But however much Mr Thomson would like to take his paper upmarket, there is virtually nothing he can do. Neither could anyone else. He has inherited an uneasy coalition of readers from my old friend - those who valued the old Times and those who came to the paper after the price cut. If he takes the paper too far upmarket - i.e., if he makes it too much like the pre-1993 Times - he will lose circulation and his job. Robert Thomson is literally stuck where he is, and the most you can hope for is a gentle touch on the tiller.
It would be wonderful to live in a country where Ulrika Jonsson only read the weather. That is how she started out. Then she graduated into game shows and moved into Sven-Goran Eriksson's life and - bingo! - we have a book and a serialisation in the Daily Mail which supposedly cost hundreds of thousands of pounds. I can't say I managed to read a single word of it, but those who did assure me that Ulrika did not come across with the goods. That is to say, she failed to describe how Sven was a six-times-a-night man who performed in a Swedish strip. Too bad. But Ulrika did let slip that she had been 'date-raped' 14 years ago when she was a naive and vulnerable young thing (ha, ha) not long arrived in England, although the Mail did not include this revelation in its serialisation. When it became public knowledge, even I woke up.

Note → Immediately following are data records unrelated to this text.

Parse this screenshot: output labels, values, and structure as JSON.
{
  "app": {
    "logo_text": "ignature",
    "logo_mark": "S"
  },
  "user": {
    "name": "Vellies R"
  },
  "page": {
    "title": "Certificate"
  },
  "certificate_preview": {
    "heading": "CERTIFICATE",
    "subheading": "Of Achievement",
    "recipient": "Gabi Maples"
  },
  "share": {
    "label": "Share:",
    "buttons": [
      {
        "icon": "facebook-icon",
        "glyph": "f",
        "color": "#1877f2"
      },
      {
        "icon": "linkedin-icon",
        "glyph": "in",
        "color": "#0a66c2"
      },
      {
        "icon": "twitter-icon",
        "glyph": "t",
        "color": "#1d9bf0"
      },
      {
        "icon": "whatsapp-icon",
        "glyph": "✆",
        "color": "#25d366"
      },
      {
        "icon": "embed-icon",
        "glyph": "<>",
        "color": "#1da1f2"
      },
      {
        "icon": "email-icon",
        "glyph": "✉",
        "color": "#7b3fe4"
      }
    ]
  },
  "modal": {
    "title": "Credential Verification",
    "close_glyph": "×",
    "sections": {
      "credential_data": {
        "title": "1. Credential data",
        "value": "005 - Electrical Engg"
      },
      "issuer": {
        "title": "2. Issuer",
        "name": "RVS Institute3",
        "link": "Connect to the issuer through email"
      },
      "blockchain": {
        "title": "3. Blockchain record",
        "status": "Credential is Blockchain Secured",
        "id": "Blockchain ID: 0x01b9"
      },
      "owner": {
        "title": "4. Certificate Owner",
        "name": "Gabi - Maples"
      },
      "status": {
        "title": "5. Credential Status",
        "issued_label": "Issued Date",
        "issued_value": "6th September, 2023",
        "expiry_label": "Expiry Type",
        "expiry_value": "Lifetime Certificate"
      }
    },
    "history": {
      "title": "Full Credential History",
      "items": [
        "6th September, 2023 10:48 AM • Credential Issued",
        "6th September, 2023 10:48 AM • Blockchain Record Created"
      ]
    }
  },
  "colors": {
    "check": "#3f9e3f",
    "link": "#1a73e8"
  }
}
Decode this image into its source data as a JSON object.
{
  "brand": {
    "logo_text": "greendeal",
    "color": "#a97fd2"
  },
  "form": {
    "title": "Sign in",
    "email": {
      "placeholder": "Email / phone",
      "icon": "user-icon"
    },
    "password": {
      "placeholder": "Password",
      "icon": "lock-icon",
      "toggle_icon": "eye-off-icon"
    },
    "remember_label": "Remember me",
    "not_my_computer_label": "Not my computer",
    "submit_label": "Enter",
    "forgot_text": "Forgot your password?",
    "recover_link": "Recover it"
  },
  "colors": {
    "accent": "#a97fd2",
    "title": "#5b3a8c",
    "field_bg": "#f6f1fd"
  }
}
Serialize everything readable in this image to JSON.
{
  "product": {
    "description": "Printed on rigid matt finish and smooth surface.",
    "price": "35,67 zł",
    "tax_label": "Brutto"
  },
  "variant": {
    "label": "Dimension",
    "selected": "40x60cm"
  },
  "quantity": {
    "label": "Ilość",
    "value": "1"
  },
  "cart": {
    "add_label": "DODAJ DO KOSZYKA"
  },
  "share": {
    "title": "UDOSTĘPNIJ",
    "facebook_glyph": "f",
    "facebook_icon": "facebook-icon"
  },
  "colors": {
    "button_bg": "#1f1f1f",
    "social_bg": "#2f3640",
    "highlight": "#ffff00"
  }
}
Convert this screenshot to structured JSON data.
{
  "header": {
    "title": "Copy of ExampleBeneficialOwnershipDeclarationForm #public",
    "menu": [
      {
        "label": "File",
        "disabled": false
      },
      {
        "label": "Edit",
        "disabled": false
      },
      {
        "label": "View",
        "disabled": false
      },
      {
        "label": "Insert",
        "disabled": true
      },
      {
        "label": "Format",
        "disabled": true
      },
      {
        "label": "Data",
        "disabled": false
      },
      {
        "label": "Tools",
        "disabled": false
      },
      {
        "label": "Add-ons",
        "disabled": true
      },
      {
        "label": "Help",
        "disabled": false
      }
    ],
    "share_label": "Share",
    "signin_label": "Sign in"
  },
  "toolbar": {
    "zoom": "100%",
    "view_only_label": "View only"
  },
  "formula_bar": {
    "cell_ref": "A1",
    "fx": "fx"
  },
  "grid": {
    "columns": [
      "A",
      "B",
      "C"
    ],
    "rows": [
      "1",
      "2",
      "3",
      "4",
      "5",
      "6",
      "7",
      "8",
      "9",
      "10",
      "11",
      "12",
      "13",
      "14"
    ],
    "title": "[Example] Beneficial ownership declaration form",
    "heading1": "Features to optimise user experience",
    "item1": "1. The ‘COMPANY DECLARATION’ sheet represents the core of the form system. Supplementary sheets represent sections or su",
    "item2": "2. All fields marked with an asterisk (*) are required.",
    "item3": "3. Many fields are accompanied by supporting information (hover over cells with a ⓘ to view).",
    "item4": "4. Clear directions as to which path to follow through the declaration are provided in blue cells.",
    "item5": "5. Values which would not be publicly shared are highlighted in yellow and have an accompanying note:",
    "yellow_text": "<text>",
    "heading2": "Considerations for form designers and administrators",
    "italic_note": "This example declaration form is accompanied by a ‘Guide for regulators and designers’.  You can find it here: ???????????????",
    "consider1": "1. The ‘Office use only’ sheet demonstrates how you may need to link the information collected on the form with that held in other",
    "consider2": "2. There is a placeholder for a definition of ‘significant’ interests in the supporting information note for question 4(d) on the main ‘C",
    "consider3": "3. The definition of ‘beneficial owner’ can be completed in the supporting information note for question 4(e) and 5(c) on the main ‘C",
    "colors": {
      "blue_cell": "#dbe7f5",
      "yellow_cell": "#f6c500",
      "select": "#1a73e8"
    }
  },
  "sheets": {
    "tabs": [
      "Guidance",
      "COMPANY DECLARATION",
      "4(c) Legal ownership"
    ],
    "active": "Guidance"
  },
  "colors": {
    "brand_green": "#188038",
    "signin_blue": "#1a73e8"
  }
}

There is not a journalist alive who does not know the name of her alleged attacker. I thought of identifying him but ...well, it seemed wrong. Let it be said that he is not quite the household name he is cracked up to be, at any rate not in my household. Ulrika has done a bad thing by exposing him in this way, and the papers have hardly distinguished themselves. If she really was raped, she should have reported it to the police. If she was too innocent to do so, she was at liberty during the succeeding years to make a complaint to the police when she became a little less innocent. But to convict him in this way is to ruin him, which is presumably what she intends to do. The Daily Express ludicrously suggests that he give himself up so that he can clear his name. (In other words, be torn limb from limb by the tabloids.) The Daily Mail produces three women who have received 'savage treatment' at the hands of this man who, the paper informs us, has 'a marked attachment to sexual degeneracy and violence'. The loathsome publicist Max Clifford is inevitably involved, talking to the alleged rapist and two of his supposed victims.
It can only be a matter of time before the man is identified. Indeed, his name has already obliquely appeared in some newspapers. What an appalling story this is. Once it was customary to go to the police, not the tabloids. But that, of course, does not sell books, or make you even more famous.